__Aim of the task__. How many lines in the data below include the word "JSON"? Respond with the number, nothing more.

##############################

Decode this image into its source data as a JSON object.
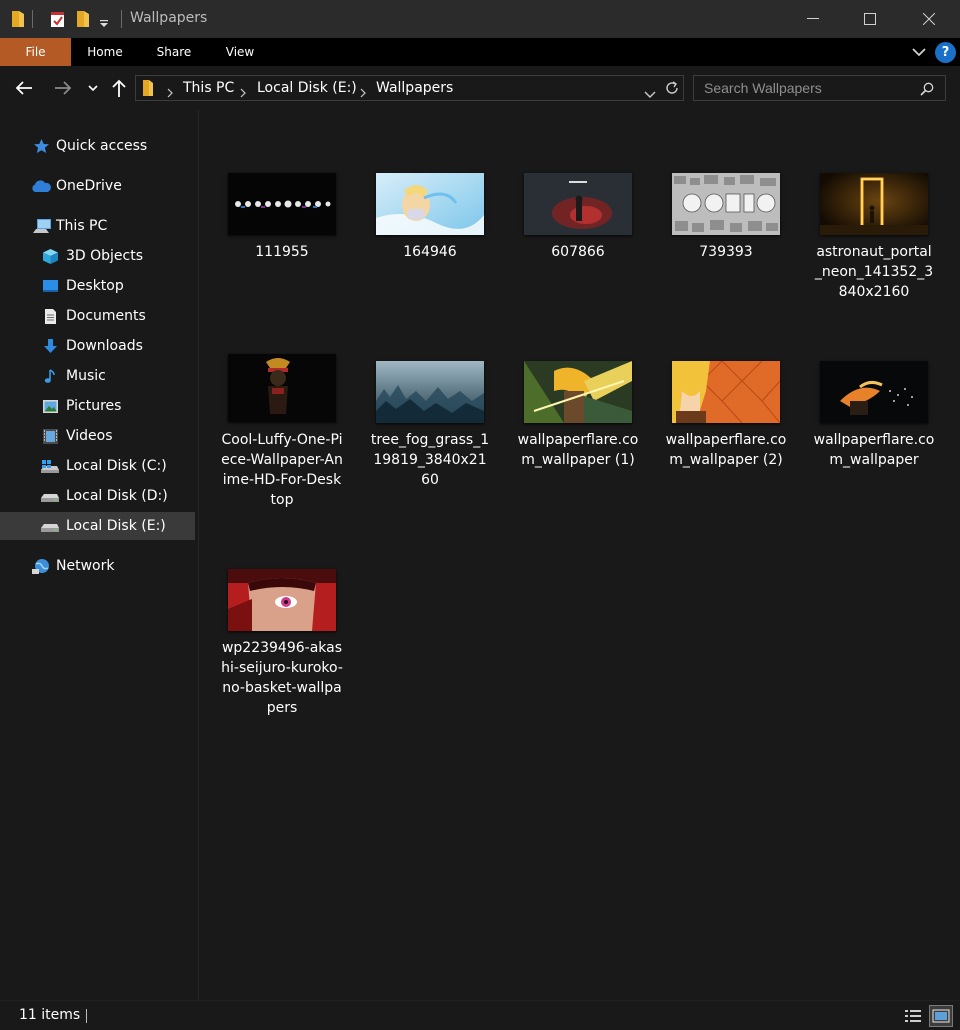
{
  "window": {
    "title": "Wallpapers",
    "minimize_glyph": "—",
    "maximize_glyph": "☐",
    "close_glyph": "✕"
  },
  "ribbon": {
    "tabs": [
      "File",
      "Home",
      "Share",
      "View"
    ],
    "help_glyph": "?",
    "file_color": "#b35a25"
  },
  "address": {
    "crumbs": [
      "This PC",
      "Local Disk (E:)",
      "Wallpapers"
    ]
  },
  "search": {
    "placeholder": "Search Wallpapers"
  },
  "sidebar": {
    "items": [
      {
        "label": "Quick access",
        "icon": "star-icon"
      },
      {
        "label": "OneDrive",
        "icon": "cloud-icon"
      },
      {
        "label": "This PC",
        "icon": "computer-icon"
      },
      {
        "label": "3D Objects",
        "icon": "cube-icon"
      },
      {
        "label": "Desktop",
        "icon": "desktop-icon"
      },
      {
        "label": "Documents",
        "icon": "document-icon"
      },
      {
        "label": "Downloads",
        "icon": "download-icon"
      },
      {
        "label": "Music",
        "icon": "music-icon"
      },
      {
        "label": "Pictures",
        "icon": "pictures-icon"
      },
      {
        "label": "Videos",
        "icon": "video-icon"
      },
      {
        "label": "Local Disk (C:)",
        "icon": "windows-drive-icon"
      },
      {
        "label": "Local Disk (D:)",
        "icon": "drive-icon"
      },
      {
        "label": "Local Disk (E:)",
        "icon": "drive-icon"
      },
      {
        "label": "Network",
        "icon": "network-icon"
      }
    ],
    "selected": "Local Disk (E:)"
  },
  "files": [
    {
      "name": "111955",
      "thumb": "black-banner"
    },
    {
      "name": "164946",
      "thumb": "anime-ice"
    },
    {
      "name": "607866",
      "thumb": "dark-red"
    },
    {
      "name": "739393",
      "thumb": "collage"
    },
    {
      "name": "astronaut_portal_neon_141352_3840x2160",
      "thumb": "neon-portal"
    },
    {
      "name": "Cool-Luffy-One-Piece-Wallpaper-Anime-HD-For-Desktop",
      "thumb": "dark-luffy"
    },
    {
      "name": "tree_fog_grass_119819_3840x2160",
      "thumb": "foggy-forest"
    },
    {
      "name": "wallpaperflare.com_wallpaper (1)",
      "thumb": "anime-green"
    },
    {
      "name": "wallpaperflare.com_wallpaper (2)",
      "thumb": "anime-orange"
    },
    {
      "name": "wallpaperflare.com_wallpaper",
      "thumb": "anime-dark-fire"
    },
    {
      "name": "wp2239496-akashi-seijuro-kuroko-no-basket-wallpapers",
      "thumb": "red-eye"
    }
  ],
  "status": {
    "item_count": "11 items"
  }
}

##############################

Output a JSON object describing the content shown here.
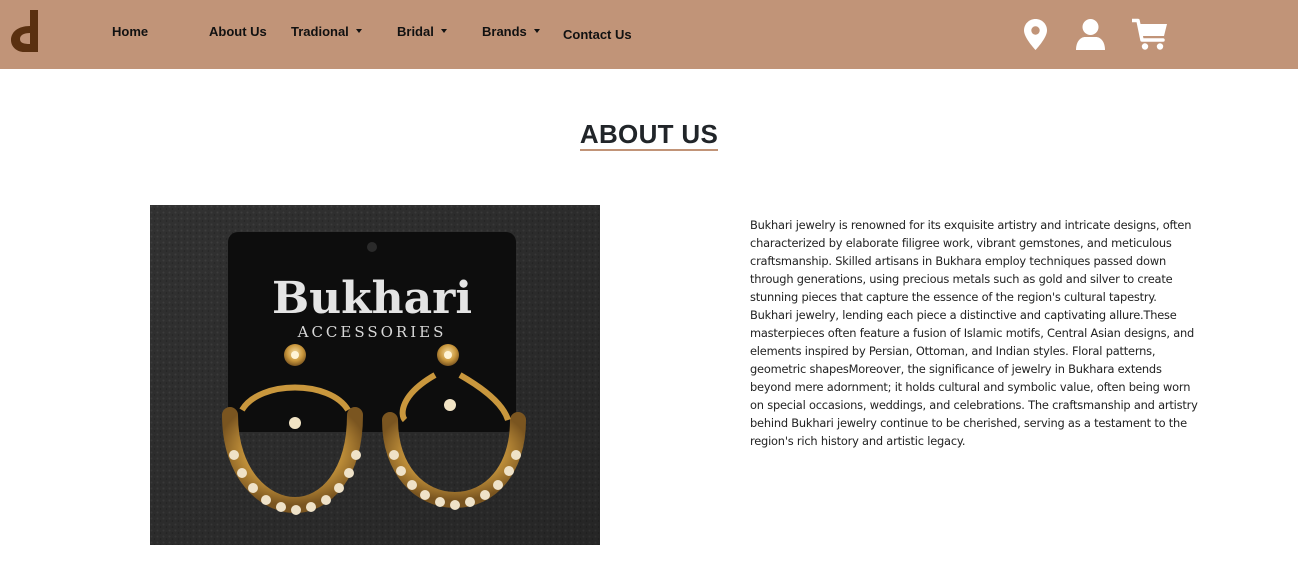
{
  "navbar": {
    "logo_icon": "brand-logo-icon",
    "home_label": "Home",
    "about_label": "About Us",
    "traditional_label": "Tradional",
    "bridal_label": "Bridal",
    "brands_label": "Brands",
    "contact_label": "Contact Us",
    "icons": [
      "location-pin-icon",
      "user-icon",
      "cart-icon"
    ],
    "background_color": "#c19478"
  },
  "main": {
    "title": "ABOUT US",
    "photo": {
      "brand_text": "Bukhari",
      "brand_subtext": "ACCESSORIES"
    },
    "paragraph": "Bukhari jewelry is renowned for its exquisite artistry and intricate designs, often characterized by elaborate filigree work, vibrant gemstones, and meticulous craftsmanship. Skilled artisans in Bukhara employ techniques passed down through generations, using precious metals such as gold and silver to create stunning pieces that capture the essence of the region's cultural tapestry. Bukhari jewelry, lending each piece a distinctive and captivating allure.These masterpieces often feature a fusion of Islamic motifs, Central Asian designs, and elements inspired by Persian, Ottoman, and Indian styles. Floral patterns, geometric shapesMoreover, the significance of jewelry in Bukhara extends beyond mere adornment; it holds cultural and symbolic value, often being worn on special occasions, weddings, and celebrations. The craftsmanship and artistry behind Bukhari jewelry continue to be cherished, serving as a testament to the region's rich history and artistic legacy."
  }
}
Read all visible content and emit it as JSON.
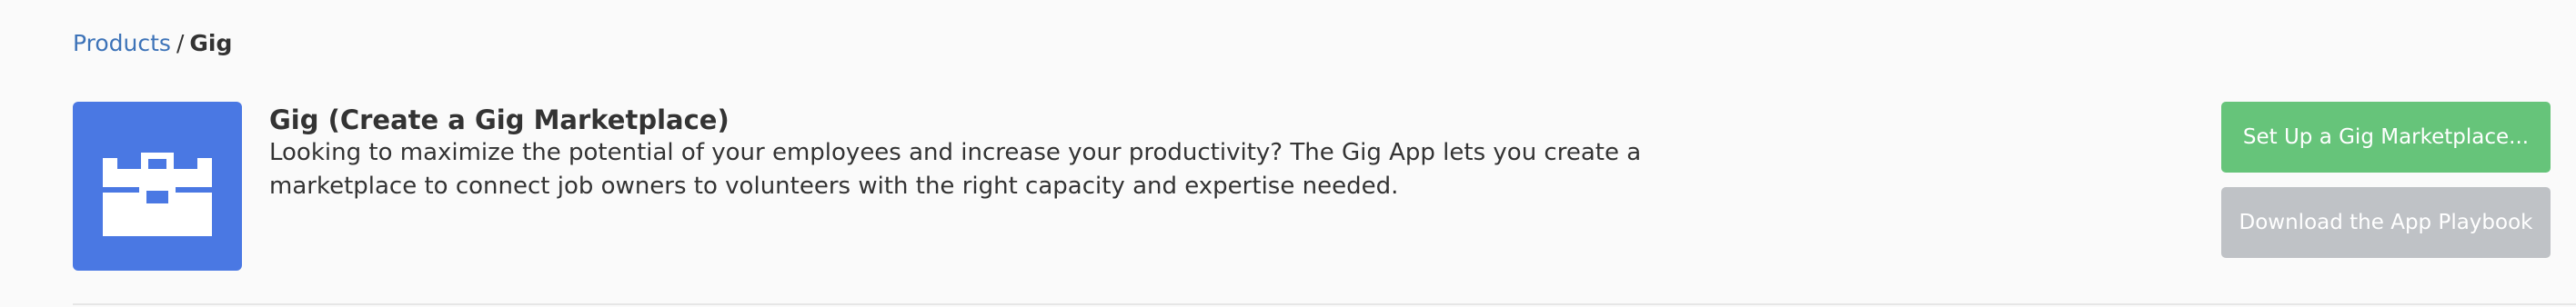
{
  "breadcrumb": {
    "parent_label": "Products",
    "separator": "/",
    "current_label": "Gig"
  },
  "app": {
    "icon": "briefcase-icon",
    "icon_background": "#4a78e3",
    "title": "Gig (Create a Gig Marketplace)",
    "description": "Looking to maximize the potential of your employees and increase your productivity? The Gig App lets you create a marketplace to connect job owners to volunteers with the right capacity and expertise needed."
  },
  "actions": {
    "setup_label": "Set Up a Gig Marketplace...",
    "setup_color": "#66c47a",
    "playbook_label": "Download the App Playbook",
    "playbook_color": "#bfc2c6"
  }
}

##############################

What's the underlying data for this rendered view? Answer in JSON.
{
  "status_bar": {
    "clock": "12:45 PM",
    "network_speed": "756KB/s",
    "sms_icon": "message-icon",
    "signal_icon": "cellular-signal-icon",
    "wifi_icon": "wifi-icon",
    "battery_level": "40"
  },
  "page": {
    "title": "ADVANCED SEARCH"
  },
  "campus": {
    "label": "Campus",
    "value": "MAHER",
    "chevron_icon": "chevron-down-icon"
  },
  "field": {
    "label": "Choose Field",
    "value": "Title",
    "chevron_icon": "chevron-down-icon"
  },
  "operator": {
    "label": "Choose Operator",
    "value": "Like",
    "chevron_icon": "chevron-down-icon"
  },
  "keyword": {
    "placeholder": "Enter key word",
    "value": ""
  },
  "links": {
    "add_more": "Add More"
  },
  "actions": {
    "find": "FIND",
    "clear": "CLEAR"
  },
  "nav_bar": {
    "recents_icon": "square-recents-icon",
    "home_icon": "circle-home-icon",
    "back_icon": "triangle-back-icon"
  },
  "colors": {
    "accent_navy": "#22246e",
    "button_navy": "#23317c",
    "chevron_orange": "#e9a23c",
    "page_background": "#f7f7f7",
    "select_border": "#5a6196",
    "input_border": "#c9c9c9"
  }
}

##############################

__Output__. 4